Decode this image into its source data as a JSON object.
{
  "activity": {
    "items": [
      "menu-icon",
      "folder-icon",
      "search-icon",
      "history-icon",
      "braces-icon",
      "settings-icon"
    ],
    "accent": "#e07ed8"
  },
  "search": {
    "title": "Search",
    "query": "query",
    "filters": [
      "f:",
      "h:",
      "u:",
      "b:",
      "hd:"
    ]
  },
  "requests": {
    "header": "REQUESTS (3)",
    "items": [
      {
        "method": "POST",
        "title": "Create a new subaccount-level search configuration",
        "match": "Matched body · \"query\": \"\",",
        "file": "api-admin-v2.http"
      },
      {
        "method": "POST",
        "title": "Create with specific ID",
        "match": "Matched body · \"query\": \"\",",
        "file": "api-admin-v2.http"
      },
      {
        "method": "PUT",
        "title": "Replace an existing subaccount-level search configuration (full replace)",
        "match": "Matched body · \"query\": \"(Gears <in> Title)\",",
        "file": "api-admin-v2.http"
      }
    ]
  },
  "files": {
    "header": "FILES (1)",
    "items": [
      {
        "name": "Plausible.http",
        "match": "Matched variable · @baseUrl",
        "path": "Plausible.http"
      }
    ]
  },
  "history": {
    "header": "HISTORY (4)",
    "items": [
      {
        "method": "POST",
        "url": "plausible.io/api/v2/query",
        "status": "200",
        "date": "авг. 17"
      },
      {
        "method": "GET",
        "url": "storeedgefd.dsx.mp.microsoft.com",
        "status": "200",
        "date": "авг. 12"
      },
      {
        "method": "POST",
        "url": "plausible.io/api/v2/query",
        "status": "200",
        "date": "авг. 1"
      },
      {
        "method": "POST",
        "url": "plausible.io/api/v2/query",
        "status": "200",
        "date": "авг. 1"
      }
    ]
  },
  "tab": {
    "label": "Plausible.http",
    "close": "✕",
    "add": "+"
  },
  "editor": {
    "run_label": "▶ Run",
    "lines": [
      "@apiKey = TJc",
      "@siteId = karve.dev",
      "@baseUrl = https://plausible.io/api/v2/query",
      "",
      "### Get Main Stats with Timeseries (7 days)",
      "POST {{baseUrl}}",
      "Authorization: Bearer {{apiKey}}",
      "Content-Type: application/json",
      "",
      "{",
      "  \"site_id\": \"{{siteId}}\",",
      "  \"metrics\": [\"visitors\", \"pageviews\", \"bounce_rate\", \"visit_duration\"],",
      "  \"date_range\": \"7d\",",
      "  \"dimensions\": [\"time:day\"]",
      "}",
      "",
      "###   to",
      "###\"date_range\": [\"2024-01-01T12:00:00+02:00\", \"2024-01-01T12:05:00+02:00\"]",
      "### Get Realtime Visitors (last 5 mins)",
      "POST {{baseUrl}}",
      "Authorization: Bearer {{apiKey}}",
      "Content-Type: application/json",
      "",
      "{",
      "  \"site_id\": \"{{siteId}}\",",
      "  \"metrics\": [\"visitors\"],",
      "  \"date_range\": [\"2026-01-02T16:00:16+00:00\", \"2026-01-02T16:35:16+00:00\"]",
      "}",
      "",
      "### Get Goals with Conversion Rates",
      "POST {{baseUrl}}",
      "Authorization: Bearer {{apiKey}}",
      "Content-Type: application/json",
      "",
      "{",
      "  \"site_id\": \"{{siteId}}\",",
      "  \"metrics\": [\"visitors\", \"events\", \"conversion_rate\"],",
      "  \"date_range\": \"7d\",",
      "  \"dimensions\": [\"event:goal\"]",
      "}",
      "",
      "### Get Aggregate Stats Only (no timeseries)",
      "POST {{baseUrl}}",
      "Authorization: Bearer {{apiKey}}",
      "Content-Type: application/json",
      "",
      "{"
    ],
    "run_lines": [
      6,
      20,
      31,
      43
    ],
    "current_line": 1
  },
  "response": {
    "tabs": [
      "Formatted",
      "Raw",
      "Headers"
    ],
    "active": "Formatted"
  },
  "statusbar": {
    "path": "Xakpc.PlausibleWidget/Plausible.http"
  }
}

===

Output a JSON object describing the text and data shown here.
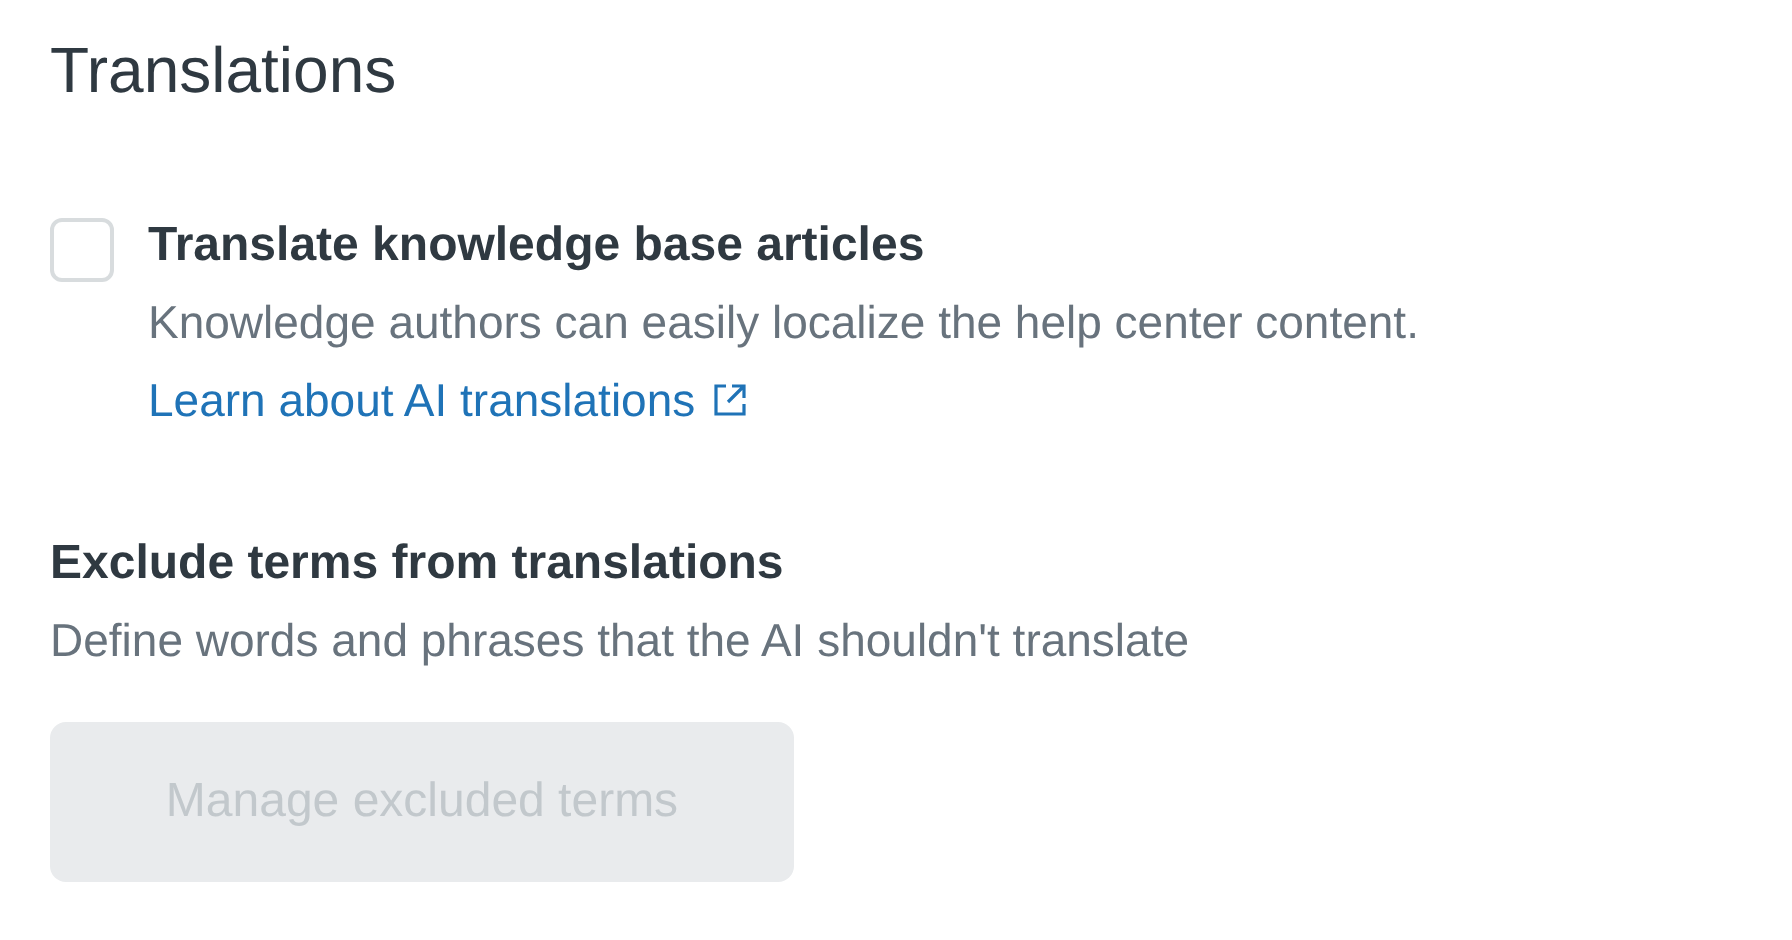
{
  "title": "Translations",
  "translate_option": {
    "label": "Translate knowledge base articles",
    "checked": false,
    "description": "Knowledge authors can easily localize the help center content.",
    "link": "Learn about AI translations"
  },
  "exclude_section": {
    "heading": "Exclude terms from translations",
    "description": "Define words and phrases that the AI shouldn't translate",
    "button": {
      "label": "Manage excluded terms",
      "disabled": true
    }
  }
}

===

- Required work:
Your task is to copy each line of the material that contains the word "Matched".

- Answer space:
        "match": "Matched body · \"query\": \"\",",
        "match": "Matched body · \"query\": \"\",",
        "match": "Matched body · \"query\": \"(Gears <in> Title)\",",
        "match": "Matched variable · @baseUrl",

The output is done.